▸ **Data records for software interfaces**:
● ● ● ● ●

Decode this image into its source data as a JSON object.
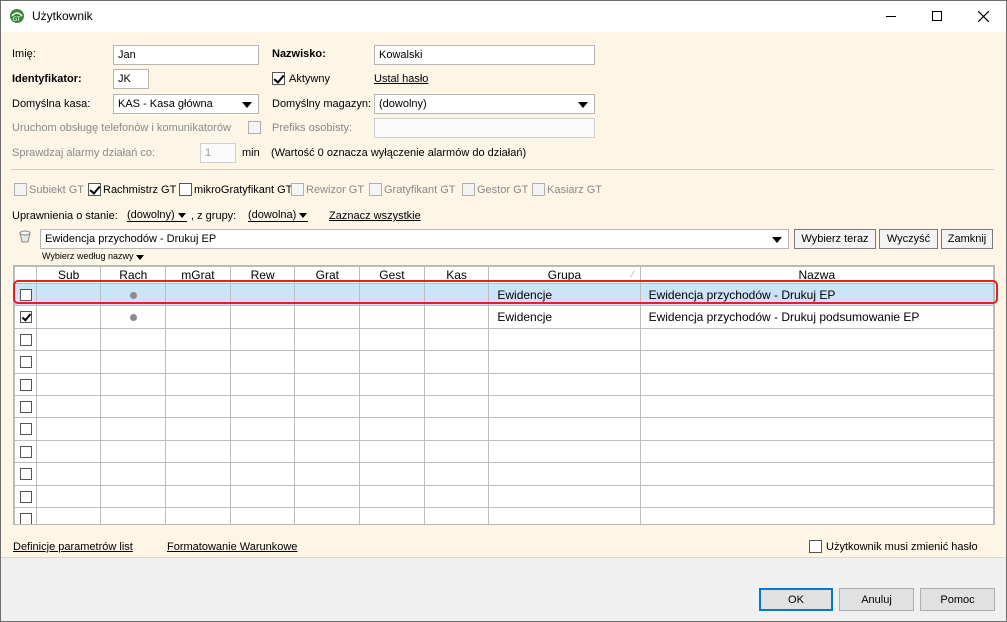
{
  "window": {
    "title": "Użytkownik",
    "app_icon": "gt-app-icon"
  },
  "form": {
    "imie_label": "Imię:",
    "imie_value": "Jan",
    "nazwisko_label": "Nazwisko:",
    "nazwisko_value": "Kowalski",
    "identyfikator_label": "Identyfikator:",
    "identyfikator_value": "JK",
    "aktywny_label": "Aktywny",
    "ustal_haslo": "Ustal hasło",
    "kasa_label": "Domyślna kasa:",
    "kasa_value": "KAS - Kasa główna",
    "magazyn_label": "Domyślny magazyn:",
    "magazyn_value": "(dowolny)",
    "telefony_label": "Uruchom obsługę telefonów i komunikatorów",
    "prefiks_label": "Prefiks osobisty:",
    "alarmy_label": "Sprawdzaj alarmy działań co:",
    "alarmy_value": "1",
    "alarmy_unit": "min",
    "alarmy_note": "(Wartość 0 oznacza wyłączenie alarmów do działań)"
  },
  "modules": [
    {
      "label": "Subiekt GT",
      "checked": false,
      "enabled": false
    },
    {
      "label": "Rachmistrz GT",
      "checked": true,
      "enabled": true
    },
    {
      "label": "mikroGratyfikant GT",
      "checked": false,
      "enabled": true
    },
    {
      "label": "Rewizor GT",
      "checked": false,
      "enabled": false
    },
    {
      "label": "Gratyfikant GT",
      "checked": false,
      "enabled": false
    },
    {
      "label": "Gestor GT",
      "checked": false,
      "enabled": false
    },
    {
      "label": "Kasiarz GT",
      "checked": false,
      "enabled": false
    }
  ],
  "filter": {
    "uprawnienia_label": "Uprawnienia o stanie:",
    "stan_value": "(dowolny)",
    "grupa_label": ", z grupy:",
    "grupa_value": "(dowolna)",
    "zaznacz": "Zaznacz wszystkie",
    "search_value": "Ewidencja przychodów - Drukuj EP",
    "wybierz_wedlug": "Wybierz według nazwy",
    "btn_wybierz": "Wybierz teraz",
    "btn_wyczysc": "Wyczyść",
    "btn_zamknij": "Zamknij"
  },
  "grid": {
    "columns": [
      "",
      "Sub",
      "Rach",
      "mGrat",
      "Rew",
      "Grat",
      "Gest",
      "Kas",
      "Grupa",
      "Nazwa"
    ],
    "rows": [
      {
        "checked": false,
        "rach": true,
        "grupa": "Ewidencje",
        "nazwa": "Ewidencja przychodów - Drukuj EP",
        "selected": true
      },
      {
        "checked": true,
        "rach": true,
        "grupa": "Ewidencje",
        "nazwa": "Ewidencja przychodów - Drukuj podsumowanie EP",
        "selected": false
      },
      {
        "checked": false,
        "rach": false,
        "grupa": "",
        "nazwa": "",
        "selected": false
      },
      {
        "checked": false,
        "rach": false,
        "grupa": "",
        "nazwa": "",
        "selected": false
      },
      {
        "checked": false,
        "rach": false,
        "grupa": "",
        "nazwa": "",
        "selected": false
      },
      {
        "checked": false,
        "rach": false,
        "grupa": "",
        "nazwa": "",
        "selected": false
      },
      {
        "checked": false,
        "rach": false,
        "grupa": "",
        "nazwa": "",
        "selected": false
      },
      {
        "checked": false,
        "rach": false,
        "grupa": "",
        "nazwa": "",
        "selected": false
      },
      {
        "checked": false,
        "rach": false,
        "grupa": "",
        "nazwa": "",
        "selected": false
      },
      {
        "checked": false,
        "rach": false,
        "grupa": "",
        "nazwa": "",
        "selected": false
      },
      {
        "checked": false,
        "rach": false,
        "grupa": "",
        "nazwa": "",
        "selected": false
      },
      {
        "checked": false,
        "rach": false,
        "grupa": "",
        "nazwa": "",
        "selected": false
      }
    ]
  },
  "bottom": {
    "definicje": "Definicje parametrów list",
    "formatowanie": "Formatowanie Warunkowe",
    "musi_zmienic": "Użytkownik musi zmienić hasło"
  },
  "buttons": {
    "ok": "OK",
    "anuluj": "Anuluj",
    "pomoc": "Pomoc"
  },
  "colors": {
    "panel_bg": "#fdf5e6",
    "selection": "#cce4f7",
    "highlight": "#e81e25"
  }
}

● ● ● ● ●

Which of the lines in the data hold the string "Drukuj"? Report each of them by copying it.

    "search_value": "Ewidencja przychodów - Drukuj EP",
        "nazwa": "Ewidencja przychodów - Drukuj EP",
        "nazwa": "Ewidencja przychodów - Drukuj podsumowanie EP",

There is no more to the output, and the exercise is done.